6.20 The Master said, “To know something is not as good as to have a love for it. To have a love for something is not as good as to find joy in it.”
He clarifies what qualities are most important in the individual.
4.1 The Master said, “A neighborhood suffused with a humane spirit [liren] is beautiful. How can a man be considered wise when he has a choice and does not settle on humaneness?”
12.16 The Master said, “A gentleman helps others realize what is good in them. He does not help others to realize what is reprehensible about them. A petty man is just the opposite.”
He comments on wealth and poverty, something so central to the history of humankind. He opening voices his admiration for others.
(part of) 4.5 The Master said, “Wealth and eminence are what people desire. If you cannot acquire them by proper means, you should not accept them. Poverty and lowly position are what people despise. If you cannot avoid them by proper means, you should not reject them.”
6.11 The Master said, “What an extraordinary man was Hui [Yan Hui]! Living in a shabby neighborhood on a bowlful of millet and a ladleful of water—most people could not have endured such misery, but Hui did not let it take anything away from his joy. What an extraordinary man was Hui!”
The way in which Confucius refers to himself was fascinating to read. Did he know how his words would inspire cultures, governments, individuals, thousands of years after his death? He can be guarded, but in the moments he reveals himself it is striking, and I for one couldn’t help but feel a great deal of affection for the speaker.
5.26 Zilu said, “We would like to hear what you would like to see yourself accomplish.”

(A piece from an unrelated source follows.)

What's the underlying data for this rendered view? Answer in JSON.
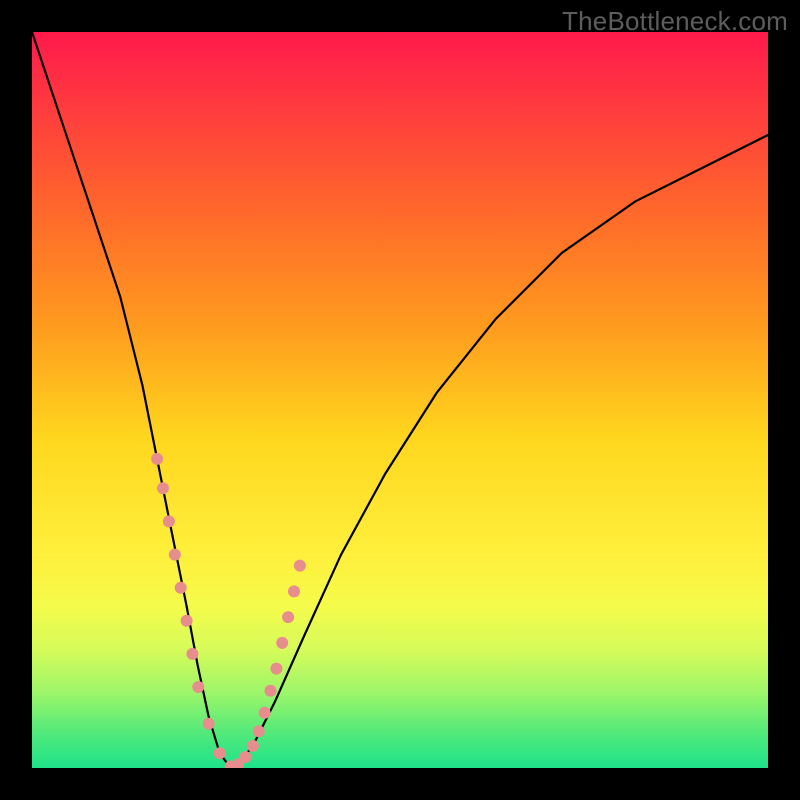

The Master said, “To give comfort to the old, to have the trust of my friends, and to have the young seeking to be near me [huaizhi].”
7.19 The Governor of She asked Zilu about Confucius, and Zilu gave no answer. The Master later said to Zilu, “Why didn’t you simply say that he is the sort of person who forgets to eat when pursuing a question, who forgets to worry when suffused with joy, and who does not note that old age is coming?”
He is demanding when it comes to being a leader. Giving recommendations so many could learn from.
13.13 The Master said, “If you know to correct yourself, what difficulty will you have should you decide to serve in government? If you do not know to correct yourself, how can you hope to correct others?”
2.13 Zigong asked about the gentleman [junzi]. The Master said, “He first puts his words into action. He then lets his words follow his action.”
He observes about life and death.
11.2 Jilu [Zilu] asked about how to serve the spirits of the dead and the gods. The Master said, “You can’t even serve men properly, how can you serve the spirits?”
“May I then ask about death?”
“You can’t understand life, how can you understand death?”
The Analects gave me new ways of looking at the world around me, and defined things I did not know were already a part of my life. These did not feel like orders or requirements, but helpful suggestions. I can imagine that each reader would be touched by different passages at different times in life. Some things were beyond my comprehension, others rung true for the present. And every once and awhile a phrase would grab me and never let go of its mystery.
9.28 The Master said, “Only in the deepest winter do we realize that the pine and cypress are the last to shed their leaves.”
For more information on this series of posts focused on the reading of different religious texts see my original post Reading Religion Part I: The Quran.